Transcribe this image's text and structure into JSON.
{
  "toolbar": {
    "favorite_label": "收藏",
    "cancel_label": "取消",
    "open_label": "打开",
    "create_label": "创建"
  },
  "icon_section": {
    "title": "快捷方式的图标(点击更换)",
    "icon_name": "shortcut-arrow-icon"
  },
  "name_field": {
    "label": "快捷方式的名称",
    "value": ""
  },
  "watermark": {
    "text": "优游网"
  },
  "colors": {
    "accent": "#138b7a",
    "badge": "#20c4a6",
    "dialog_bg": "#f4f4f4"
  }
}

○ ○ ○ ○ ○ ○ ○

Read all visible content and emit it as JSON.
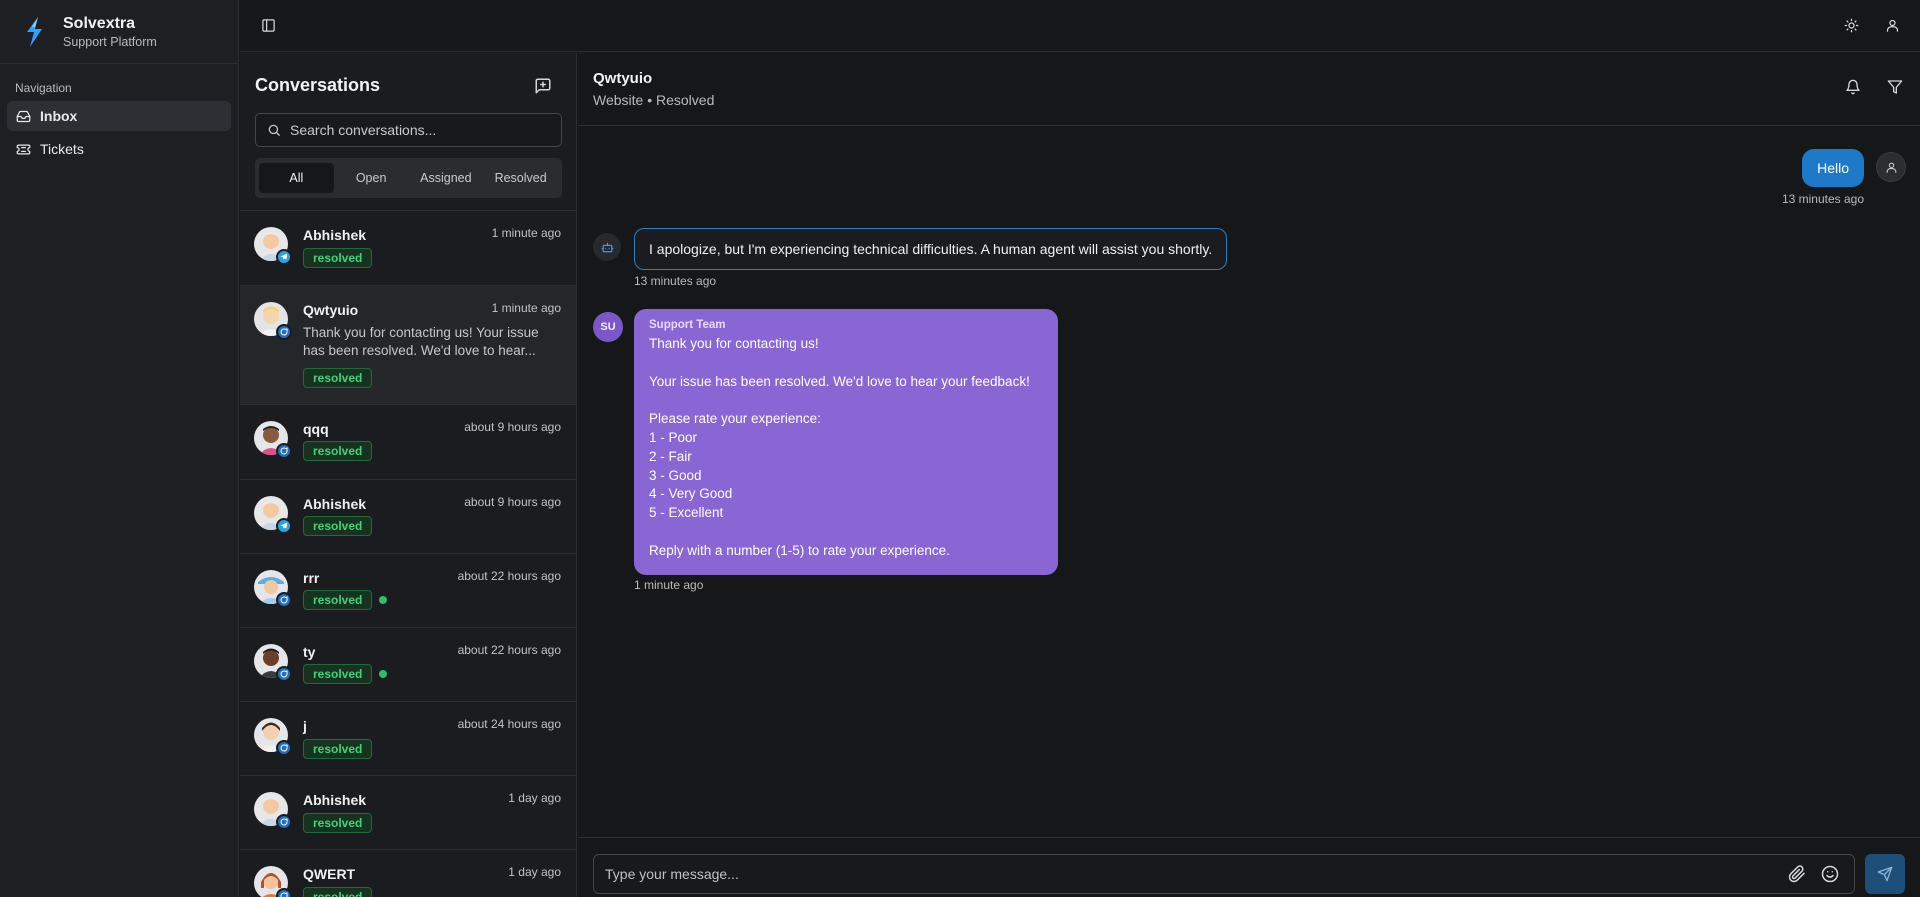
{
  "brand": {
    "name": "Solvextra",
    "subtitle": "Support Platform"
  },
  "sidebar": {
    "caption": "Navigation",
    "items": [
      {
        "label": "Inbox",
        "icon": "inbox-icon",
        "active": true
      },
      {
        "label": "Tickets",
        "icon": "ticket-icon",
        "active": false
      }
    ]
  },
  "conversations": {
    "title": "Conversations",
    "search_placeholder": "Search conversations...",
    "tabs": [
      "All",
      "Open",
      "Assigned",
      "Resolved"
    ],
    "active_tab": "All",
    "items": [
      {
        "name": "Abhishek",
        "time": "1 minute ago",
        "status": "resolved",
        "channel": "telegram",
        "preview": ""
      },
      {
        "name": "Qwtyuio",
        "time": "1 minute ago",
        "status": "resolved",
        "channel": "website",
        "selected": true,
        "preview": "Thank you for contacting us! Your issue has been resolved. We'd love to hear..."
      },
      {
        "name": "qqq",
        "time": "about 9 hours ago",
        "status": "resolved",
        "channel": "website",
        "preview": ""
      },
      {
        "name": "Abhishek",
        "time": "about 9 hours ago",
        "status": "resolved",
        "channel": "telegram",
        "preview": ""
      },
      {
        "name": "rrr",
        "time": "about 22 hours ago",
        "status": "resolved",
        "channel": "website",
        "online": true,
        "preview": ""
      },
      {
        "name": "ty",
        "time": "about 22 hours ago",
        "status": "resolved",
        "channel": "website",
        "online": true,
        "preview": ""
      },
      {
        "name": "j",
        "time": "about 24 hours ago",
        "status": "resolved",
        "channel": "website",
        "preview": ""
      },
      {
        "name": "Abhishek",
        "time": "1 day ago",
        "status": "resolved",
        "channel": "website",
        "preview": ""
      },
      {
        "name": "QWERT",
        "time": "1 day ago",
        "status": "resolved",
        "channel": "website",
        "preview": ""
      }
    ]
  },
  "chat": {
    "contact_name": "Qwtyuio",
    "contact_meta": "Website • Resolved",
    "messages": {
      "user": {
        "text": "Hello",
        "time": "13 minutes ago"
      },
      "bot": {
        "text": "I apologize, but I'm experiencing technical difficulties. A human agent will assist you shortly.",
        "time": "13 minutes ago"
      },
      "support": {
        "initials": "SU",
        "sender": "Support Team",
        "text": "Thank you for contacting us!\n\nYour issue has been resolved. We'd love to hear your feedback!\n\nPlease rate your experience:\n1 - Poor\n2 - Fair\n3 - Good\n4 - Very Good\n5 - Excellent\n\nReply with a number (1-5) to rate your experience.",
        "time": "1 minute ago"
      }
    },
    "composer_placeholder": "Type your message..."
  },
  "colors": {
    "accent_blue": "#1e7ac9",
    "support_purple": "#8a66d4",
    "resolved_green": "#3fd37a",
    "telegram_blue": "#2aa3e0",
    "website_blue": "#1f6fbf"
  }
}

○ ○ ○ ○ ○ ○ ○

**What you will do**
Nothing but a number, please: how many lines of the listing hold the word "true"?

**Completed task**
4